Congressman Tonko talks Scientific Integrity at AGU

December 21, 2021 | 8:00 am
US House Office of Photography
Andrew Rosenberg
Former Contributor

This week, at the American Geophysical Union meeting in New Orleans (and virtually), my colleague Jacob Carter, research director for the Center for Science and Democracy at UCS led a session entitled, “How Is Science Doing in Washington? The State of U.S. Science Policy One Year Into the Biden Administration and Where We Go From Here”.  

The session was very fortunate to have Congressman Paul Tonko (D. – NY) as one of the panelists.  I thought many who could not attend the meeting would be interested in what Rep. Tonko had to say.  Below, with his permission, are his remarks, slightly edited for length:  

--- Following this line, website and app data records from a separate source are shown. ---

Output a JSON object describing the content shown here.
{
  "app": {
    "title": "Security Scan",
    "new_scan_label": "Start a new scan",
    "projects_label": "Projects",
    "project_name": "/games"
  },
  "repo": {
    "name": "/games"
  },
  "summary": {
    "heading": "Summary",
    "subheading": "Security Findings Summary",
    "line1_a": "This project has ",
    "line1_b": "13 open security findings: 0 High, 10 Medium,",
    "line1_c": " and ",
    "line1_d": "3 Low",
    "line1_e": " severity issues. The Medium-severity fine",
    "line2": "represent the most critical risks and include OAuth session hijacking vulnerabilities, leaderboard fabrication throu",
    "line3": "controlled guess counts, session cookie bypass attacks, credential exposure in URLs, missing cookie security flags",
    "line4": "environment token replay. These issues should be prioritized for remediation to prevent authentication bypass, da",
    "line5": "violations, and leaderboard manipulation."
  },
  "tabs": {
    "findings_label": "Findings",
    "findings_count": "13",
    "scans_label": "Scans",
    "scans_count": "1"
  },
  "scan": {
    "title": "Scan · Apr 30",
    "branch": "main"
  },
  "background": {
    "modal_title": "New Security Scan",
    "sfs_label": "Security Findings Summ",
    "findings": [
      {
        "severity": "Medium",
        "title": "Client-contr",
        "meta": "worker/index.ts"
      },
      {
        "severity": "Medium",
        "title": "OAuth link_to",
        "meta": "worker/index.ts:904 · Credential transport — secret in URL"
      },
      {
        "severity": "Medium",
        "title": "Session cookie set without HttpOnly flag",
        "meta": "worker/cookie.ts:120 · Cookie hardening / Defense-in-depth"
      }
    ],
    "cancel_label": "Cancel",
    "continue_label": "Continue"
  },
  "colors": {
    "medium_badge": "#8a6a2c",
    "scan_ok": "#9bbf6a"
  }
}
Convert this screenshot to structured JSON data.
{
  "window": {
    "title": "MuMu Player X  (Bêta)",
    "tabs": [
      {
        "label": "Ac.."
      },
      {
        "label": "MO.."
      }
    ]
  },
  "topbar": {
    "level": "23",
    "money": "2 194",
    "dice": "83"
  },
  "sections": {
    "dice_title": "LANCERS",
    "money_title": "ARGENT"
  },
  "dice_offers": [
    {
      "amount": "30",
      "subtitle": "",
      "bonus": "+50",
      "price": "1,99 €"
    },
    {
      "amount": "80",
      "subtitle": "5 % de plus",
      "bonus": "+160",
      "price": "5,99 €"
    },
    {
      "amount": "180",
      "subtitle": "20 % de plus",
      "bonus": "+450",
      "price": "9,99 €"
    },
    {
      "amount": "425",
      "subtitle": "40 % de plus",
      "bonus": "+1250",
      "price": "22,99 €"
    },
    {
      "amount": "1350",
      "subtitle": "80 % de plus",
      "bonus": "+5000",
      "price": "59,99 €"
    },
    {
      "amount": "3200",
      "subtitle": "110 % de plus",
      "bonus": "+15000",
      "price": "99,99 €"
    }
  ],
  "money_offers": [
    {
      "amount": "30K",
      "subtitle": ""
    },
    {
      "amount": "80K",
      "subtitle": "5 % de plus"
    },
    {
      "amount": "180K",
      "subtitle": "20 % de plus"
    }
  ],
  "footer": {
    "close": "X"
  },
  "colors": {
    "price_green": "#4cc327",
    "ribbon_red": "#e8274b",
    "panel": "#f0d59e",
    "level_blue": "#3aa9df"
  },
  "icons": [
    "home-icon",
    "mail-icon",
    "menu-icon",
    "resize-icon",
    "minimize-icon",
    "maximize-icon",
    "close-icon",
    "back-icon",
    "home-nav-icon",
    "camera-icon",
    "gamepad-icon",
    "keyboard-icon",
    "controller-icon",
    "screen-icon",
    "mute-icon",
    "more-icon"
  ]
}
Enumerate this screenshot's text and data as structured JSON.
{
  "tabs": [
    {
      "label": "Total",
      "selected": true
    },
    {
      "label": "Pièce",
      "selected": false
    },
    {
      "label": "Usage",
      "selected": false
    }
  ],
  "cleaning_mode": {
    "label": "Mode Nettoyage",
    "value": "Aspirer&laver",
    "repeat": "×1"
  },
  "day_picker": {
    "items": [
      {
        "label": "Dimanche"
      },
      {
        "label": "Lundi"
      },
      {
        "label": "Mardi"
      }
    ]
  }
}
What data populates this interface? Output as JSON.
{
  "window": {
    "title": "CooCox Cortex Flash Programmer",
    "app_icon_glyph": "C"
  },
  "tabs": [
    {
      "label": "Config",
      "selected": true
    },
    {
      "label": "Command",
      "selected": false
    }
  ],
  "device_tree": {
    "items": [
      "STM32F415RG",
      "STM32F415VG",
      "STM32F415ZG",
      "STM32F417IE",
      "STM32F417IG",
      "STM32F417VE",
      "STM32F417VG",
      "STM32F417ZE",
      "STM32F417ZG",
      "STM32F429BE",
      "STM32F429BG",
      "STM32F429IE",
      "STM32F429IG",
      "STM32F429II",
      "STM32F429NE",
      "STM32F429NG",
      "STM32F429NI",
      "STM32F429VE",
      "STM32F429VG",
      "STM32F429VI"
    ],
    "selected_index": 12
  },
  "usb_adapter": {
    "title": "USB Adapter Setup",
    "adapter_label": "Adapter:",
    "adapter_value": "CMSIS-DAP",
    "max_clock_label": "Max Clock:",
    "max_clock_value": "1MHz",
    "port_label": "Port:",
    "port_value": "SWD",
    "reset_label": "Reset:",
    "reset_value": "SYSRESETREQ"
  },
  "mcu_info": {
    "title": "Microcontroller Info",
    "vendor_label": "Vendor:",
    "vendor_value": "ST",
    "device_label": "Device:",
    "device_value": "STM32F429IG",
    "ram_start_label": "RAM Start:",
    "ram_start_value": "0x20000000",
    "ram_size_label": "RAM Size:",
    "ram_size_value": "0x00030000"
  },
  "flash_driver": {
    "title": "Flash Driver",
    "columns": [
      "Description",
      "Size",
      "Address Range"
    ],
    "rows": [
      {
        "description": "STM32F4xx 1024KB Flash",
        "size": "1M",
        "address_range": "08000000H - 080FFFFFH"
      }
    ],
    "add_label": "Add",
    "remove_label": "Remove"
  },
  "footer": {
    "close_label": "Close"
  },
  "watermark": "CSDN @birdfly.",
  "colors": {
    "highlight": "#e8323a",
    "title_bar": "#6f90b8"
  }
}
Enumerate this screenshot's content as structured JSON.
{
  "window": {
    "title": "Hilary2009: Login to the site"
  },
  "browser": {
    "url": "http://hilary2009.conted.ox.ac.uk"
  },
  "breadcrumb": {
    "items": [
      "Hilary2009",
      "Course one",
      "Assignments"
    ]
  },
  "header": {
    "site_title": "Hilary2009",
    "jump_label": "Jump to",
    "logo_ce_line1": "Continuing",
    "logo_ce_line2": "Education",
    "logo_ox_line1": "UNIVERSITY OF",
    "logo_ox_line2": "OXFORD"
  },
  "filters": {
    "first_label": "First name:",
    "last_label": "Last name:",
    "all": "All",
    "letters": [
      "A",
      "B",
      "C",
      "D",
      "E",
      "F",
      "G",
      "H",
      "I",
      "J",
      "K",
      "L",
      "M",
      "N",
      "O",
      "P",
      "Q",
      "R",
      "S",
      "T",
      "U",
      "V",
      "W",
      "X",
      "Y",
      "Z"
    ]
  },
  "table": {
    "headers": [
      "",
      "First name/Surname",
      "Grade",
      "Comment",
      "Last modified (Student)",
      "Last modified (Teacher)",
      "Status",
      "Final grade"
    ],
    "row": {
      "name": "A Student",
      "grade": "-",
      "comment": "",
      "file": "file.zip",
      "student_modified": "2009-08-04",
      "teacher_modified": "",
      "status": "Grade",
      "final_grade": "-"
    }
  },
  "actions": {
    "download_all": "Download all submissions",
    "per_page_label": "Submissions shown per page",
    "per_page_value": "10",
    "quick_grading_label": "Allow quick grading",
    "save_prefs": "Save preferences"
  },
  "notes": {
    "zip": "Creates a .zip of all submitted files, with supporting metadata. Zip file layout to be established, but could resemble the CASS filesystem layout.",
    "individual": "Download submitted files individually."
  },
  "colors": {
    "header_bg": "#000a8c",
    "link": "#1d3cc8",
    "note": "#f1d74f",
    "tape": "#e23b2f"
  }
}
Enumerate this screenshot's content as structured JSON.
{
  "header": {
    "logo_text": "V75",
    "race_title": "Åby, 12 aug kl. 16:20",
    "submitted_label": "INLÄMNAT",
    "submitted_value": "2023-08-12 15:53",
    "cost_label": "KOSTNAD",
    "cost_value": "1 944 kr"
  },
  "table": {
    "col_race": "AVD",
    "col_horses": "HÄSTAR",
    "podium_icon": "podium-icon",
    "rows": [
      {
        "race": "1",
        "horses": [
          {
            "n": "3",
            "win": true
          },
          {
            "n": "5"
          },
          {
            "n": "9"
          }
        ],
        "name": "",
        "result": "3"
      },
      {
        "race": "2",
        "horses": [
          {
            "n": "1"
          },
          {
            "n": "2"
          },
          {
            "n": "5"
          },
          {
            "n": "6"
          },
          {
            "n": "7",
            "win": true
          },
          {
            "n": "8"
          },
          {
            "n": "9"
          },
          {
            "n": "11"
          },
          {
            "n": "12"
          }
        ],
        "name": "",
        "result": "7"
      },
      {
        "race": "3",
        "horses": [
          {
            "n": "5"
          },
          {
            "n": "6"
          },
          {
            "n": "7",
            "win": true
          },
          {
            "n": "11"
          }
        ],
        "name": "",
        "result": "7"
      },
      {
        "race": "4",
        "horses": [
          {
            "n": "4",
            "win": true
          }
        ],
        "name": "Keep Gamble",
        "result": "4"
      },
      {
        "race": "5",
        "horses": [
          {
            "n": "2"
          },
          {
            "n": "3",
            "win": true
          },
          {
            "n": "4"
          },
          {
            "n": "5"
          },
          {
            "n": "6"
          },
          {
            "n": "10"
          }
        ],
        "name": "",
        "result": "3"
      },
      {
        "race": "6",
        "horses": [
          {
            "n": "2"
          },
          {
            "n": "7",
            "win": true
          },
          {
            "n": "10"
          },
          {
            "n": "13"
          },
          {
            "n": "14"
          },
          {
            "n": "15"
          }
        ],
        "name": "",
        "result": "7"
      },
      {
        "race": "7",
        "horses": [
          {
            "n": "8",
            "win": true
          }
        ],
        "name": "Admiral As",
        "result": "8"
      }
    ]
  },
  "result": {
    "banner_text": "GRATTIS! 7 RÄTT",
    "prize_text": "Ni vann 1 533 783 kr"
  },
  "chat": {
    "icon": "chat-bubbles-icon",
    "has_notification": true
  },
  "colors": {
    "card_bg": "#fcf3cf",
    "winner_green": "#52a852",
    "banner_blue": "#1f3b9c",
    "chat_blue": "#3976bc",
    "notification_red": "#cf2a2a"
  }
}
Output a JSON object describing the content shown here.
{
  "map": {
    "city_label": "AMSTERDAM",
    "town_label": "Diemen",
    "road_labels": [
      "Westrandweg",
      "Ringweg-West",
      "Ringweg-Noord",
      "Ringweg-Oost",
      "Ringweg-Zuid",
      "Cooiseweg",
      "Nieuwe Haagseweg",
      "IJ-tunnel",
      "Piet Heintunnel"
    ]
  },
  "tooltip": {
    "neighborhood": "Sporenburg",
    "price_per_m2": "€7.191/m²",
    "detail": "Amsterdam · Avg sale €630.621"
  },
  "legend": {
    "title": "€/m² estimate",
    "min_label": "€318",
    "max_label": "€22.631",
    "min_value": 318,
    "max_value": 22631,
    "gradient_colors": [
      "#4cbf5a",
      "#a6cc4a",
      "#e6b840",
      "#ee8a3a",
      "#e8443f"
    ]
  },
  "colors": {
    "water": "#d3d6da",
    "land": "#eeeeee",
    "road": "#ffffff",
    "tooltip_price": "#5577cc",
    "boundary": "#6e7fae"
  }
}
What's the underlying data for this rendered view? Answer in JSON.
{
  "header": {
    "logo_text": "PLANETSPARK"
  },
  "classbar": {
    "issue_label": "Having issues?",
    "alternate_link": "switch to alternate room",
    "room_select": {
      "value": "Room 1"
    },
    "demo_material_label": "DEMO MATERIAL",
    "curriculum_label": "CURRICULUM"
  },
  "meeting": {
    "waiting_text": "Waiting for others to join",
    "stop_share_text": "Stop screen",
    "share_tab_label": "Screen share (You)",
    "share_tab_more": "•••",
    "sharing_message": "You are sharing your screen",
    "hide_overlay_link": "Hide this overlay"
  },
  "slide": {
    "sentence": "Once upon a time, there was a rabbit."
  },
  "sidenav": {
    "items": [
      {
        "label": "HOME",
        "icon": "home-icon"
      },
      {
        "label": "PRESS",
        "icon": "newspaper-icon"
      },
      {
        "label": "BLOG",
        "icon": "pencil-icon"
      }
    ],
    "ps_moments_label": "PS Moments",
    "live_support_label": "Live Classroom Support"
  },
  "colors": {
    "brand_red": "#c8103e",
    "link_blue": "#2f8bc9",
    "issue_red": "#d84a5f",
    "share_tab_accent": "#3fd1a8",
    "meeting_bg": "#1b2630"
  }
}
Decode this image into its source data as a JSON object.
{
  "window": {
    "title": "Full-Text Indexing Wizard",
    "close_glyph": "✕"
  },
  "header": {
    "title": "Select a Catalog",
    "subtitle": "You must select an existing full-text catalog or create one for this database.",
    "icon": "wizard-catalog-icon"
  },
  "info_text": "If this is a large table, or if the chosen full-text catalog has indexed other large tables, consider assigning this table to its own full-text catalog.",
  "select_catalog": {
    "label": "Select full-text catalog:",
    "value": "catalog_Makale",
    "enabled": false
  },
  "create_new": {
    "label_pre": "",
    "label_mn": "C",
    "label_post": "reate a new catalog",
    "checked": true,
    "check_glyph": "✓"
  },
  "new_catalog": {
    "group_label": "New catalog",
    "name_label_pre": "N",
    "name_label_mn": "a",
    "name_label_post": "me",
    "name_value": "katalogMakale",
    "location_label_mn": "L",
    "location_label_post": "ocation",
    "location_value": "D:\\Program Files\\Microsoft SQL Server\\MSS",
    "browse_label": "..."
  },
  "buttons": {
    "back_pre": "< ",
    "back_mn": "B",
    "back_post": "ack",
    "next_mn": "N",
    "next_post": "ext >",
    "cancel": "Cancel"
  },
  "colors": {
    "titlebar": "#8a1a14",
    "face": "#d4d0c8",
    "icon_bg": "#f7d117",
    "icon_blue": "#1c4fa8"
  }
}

“Thank you to the Union of Concerned Scientists and the American Geophysical Union for inviting me to visit with you all.  It seems impossible to imagine modern society without publicly funded science. Our nation’s scientific agencies perform an invaluable function for the American people, and we’ve attracted some of the best and brightest scientific minds in the world. Their research has become the foundation for our most important work at all levels of government to protect public health, our environment, our economy, and so much more.

“Because this research is so powerful, political advocates and other special interests have long tried to influence, distort, or bury it when it doesn’t fit their views or serve their purpose. Through both Democratic and Republican administrations, I have seen this important work be thrown into the partisan fray where it does not belong. But, without question, the previous administration significantly raised the stakes.

“This is exactly why we need scientific integrity policies. The public we serve should know that our decisions and the policies that affect their lives are based on the best available information, regardless of political power or who is in the Oval Office.  As Chair of the House Energy & Commerce Subcommittee on Environment and Climate Change, and long-time member of the House Science, Space, and Technology Subcommittee on Research and Technology, I have made it one of my top priorities to right the ship of America’s science policy.

“As part of that broad effort, I was proud to reintroduce the bipartisan Scientific Integrity Act in February of this year, and as of today it has racked up more than 175 cosponsors. This legislation establishes consistent scientific integrity policies across all agencies so scientists, members of Congress, and the American people can put our faith in federal research findings.

“More than 20 federal agencies have some form of scientific integrity policy today, but standards remain inconsistent. Some agencies lack these policies entirely, while others have strong policies and processes but little or no training for staff to use them. Still others, including EPA, have robust scientific integrity standards and strong enforcement, showing the positive impact that these policies can have for the American people.

“I know that the science leaders and members of AGU are keenly aware that America is facing unprecedented challenges in the form of a rapidly changing climate, environmental contamination, and countless other concerns that threaten our public health, national security, and general welfare.

“As we witnessed this weekend, Americans are living, and dying, in the path of unprecedented flooding, raging wildfires, and battering storms driven by Earth’s changing climate. It falls to us to set aside past disagreements and rise together to meet this challenge.

“We agree that climate change is real. We agree humans are driving it. We agree that we need to build solutions that meet the scale and urgency of the crisis we face. I am working in open and collaborative fashion to build legislation toward this end.

“When the Biden Administration’s Office of Science and Technology Policy releases their upcoming Scientific Integrity report, we intend to continue working in partnership with them and many of you participating in this panel. Specifically, we are working to shore up our oversight and enforcement language to ensure any violators of scientific integrity are held accountable and our publicly funded research is always made whole.

“I have been greatly encouraged by the Biden Administration’s early and forceful attention to the role of science in US policymaking and governing. Government-funded science is, after all, the product of political choices. For it to be sustained, we must leverage the momentum and take immediate action to establish strong scientific integrity policies as a standard across the federal government.

“I am looking forward to codifying scientific integrity policies in the remaining time we have in the 117th Congress so we can, finally, solidify public trust that federal scientific research is never hidden or manipulated.

“I want to thank everyone again for the invitation to join with you. Please do not hesitate to reach out to me and my office if there is anything we can do to assist you.”

Congressman Paul Tonko

The moral of the story is that things are happening in Washington in the administration and on the Hill. The path is complex, difficult, and uncertain.  But, hey, as scientists we are used to that!  And we don’t give up. With leaders like Paul Tonko, we know we have a real chance at progress.